Tissa Hami knows something about being hijacked.
Her budding career fell victim to cratering public opinion toward people of Middle Eastern descent in the months after the Sept. 11 attacks.
Hami is essentially American, having lived in the United States most of her life. But she was born in Iran to Iranian parents and lived there until she was 5. She grew up in predominantly white, suburban Boston and was on a scholarly path — her father holds a Ph.D. in computer science and her mother is a dentist — until all career options suddenly went sideways.
After earning a master's degree in international affairs at Columbia University, she spent a stint in Paris.
"I came back to the United States on Labor Day weekend 2001," Hami says. "A week-and-a-half later 9/11 happened. Two Ivy League degrees, and I could not get a job."
She remained unemployed for more than a year. Hami came to realize her career would likely not pan out as she'd dreamt.
"I thought maybe it's time to take a chance, a risk to do something I'd never do," she says. "I was really motivated to find a way to speak up and speak out after 9/11."
Hami had never given comedy any serious thought, but her friends often told her she should try stand-up. So her platform would be the stage.
"To me, that was outside the bounds of what a good little Iranian girl from a good little Iranian family would do," she says. "They expected me to have a serious profession, and I expected it, too."

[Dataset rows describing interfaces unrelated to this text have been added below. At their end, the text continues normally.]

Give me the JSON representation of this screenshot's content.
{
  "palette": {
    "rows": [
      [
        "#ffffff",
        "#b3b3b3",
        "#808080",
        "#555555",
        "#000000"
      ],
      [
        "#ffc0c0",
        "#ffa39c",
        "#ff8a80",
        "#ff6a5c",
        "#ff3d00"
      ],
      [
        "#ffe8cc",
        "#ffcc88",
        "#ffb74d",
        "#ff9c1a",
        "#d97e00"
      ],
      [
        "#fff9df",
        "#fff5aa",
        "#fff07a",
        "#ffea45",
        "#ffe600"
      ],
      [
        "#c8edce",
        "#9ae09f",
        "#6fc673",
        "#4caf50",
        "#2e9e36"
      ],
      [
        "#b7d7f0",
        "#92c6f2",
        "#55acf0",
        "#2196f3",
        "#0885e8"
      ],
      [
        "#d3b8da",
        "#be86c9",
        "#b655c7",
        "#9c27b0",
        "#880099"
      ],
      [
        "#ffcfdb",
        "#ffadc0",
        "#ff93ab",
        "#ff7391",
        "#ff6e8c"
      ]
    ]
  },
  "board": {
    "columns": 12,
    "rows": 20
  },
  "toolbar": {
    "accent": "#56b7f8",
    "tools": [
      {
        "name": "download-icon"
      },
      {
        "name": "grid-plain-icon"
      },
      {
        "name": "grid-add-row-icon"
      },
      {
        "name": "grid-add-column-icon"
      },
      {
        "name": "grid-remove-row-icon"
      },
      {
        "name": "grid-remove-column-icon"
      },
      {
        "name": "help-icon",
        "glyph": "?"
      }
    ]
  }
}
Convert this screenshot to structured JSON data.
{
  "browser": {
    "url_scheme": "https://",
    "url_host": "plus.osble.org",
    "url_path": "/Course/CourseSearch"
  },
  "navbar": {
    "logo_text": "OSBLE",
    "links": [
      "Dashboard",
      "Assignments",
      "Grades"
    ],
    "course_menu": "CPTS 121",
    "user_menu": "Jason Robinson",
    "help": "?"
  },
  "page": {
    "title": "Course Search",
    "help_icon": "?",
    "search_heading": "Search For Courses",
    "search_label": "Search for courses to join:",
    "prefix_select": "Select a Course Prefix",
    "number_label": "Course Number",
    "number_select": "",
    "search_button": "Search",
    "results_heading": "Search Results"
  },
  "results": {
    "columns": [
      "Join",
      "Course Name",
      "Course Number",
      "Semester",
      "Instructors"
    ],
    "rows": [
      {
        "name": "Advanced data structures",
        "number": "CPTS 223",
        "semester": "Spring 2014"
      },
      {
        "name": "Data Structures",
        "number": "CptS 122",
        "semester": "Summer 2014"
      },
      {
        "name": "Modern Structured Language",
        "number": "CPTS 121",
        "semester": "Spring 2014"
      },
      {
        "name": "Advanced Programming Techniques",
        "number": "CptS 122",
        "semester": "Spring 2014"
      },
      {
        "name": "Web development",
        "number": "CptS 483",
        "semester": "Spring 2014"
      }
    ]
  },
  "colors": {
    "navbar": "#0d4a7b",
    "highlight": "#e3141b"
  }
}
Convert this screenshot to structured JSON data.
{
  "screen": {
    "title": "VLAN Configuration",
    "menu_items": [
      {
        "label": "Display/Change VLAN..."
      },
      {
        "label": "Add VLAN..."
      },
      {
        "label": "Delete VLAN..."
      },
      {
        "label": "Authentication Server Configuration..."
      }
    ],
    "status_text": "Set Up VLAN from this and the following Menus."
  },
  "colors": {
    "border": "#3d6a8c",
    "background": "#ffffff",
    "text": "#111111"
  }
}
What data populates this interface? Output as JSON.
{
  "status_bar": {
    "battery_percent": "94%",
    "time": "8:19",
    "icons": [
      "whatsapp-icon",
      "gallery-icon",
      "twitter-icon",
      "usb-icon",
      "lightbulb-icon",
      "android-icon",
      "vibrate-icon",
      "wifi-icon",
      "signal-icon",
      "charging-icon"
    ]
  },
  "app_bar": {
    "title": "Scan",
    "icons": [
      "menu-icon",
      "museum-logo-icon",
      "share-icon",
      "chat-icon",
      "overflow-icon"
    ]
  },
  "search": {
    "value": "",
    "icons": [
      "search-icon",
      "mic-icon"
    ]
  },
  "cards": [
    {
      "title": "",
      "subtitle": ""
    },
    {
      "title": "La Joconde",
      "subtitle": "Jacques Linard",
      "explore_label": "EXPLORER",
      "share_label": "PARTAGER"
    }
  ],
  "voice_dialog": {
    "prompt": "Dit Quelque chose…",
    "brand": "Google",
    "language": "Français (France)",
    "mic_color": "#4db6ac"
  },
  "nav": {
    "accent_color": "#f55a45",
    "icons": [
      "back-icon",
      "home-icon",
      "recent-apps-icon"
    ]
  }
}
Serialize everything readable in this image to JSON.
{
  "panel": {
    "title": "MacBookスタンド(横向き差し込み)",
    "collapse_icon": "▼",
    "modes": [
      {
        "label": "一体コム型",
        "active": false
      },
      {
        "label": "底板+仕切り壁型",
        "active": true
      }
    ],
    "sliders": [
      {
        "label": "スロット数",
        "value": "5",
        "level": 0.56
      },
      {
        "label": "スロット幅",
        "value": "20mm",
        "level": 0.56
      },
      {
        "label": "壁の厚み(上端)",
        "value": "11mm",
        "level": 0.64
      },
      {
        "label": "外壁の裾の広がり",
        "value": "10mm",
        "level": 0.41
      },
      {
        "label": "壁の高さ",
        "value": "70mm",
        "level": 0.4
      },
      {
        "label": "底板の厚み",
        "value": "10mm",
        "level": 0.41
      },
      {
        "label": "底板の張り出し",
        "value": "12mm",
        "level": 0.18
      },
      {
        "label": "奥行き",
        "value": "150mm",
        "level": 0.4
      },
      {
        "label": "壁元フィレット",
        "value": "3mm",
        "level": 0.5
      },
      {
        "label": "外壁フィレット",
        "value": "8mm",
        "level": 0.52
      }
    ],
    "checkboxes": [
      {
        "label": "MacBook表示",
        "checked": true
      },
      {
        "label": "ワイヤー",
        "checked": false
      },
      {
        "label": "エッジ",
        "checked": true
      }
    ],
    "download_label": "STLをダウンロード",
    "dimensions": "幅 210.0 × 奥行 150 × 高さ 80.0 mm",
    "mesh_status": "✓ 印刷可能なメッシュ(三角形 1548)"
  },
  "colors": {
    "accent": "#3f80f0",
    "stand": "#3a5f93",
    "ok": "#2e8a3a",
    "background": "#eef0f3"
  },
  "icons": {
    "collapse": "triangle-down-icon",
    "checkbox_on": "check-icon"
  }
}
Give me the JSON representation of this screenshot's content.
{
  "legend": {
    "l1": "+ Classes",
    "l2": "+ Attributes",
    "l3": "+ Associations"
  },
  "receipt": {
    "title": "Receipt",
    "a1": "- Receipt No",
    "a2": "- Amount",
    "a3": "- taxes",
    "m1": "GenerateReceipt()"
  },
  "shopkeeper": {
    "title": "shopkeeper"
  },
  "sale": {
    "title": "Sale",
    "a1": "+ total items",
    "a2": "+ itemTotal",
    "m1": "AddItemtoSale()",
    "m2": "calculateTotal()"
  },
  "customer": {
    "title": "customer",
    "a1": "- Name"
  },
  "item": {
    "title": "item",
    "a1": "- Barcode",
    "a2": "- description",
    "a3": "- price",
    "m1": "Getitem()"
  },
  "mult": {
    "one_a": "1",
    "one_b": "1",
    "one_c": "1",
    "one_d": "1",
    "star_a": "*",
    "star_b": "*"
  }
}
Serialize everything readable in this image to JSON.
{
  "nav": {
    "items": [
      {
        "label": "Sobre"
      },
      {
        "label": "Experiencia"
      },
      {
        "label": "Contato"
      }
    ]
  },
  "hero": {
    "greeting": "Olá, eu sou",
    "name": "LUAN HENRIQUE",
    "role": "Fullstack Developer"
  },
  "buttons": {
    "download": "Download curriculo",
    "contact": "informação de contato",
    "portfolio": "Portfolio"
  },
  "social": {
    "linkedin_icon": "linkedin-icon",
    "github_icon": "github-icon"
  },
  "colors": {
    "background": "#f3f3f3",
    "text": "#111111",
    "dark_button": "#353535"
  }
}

But Hami saw and heard the ugly stereotypes of her people swelling across the land, and she wanted to poke a hole in them. Comedy can be a sharp tack. (More)